Looking ahead, after a decade or more out of favour among many generalist investors, gold appears positioned to enjoy a period of outperformance relative to broader financial markets. We see a further opportunity in gold miners, which remain undervalued on both a fundamental and relative level and are in healthy financial shape. To give some perspective, the last time the gold price was at c.USD 1725/oz in mid-2021, miners’ share prices were around 30% higher than today. Strikingly, in order just to regain their 2020 highs gold miners would need to rebound by around 75% (EMIX Global Mining Gold Index, in US dollar terms).
Upcoming results from the gold sector are expected to show that a selection of high-quality miners are maintaining strong margins and demonstrating operational success, while others face rising costs and operational challenges. In our view this underscores the need for active management in the precious metals equities sector. We remain focused on those producers who are best placed to control costs, protect margins and raise their dividends, with the goal of delivering superior risk adjusted returns, relative to a passive holding in physical gold or gold equities.

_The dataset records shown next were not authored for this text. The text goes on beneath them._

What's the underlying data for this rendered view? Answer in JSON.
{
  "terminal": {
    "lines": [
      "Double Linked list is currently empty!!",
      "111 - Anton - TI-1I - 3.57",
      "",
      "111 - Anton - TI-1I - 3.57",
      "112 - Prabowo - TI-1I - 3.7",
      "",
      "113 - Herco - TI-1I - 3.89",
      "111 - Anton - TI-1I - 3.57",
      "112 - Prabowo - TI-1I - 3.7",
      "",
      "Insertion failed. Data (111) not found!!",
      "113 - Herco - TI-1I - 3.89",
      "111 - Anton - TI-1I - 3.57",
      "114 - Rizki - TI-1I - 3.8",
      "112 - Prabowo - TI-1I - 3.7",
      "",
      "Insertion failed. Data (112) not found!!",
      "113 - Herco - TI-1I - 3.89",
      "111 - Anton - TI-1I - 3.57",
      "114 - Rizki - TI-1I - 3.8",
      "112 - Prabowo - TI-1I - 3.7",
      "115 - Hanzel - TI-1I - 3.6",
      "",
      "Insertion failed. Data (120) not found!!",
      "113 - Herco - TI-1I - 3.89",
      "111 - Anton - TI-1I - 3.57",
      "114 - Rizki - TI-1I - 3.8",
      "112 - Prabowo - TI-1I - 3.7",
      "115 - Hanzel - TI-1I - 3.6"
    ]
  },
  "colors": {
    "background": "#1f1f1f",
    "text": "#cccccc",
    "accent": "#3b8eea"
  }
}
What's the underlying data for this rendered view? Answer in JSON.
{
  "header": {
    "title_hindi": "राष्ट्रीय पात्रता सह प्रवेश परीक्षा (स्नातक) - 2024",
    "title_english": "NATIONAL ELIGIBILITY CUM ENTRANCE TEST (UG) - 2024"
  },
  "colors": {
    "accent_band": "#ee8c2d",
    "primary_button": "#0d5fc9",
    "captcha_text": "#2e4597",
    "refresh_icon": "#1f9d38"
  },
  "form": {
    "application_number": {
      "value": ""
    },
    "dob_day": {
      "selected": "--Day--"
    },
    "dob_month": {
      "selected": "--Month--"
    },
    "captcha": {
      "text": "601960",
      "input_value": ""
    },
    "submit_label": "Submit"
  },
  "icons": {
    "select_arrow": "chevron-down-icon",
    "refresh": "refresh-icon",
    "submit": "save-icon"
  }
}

Please Note: This report is a financial promotion and is issued by Baker Steel Capital Managers LLP (a limited liability partnership registered in England, No. OC301191 and authorised and regulated by the Financial Conduct Authority) on behalf of ES Baker Steel Gold & Precious Metals Fund (“the Fund”). Full details of the Fund, including risk warnings, are published in the Fund’s Prospectus and the Key Information Documents (KID) which are available on request and at www.equitytrustees.com. We strongly recommend prospective investors seek independent professional advice prior to investing. This document does not constitute or form part of any offer to issue or sell, or any solicitation of any offer to subscribe or purchase any shares or any other interests nor shall it or the fact of its distribution form the basis of, or be relied on in connection with, any contract therefor. The distribution of this information does not constitute or form part of any offer to participate in any investment. This report does not purport to give investment advice in any way. Past performance should not be relied upon as an indication of future performance. Future performance may be materially worse than past performance and may cause substantial or total loss. Some figures are approximate and are for information only, being drawn from different sources. Data and statements are as at end of reporting period unless otherwise stated. The Fund is authorised and regulated in the United Kingdom by the Financial Conduct Authority.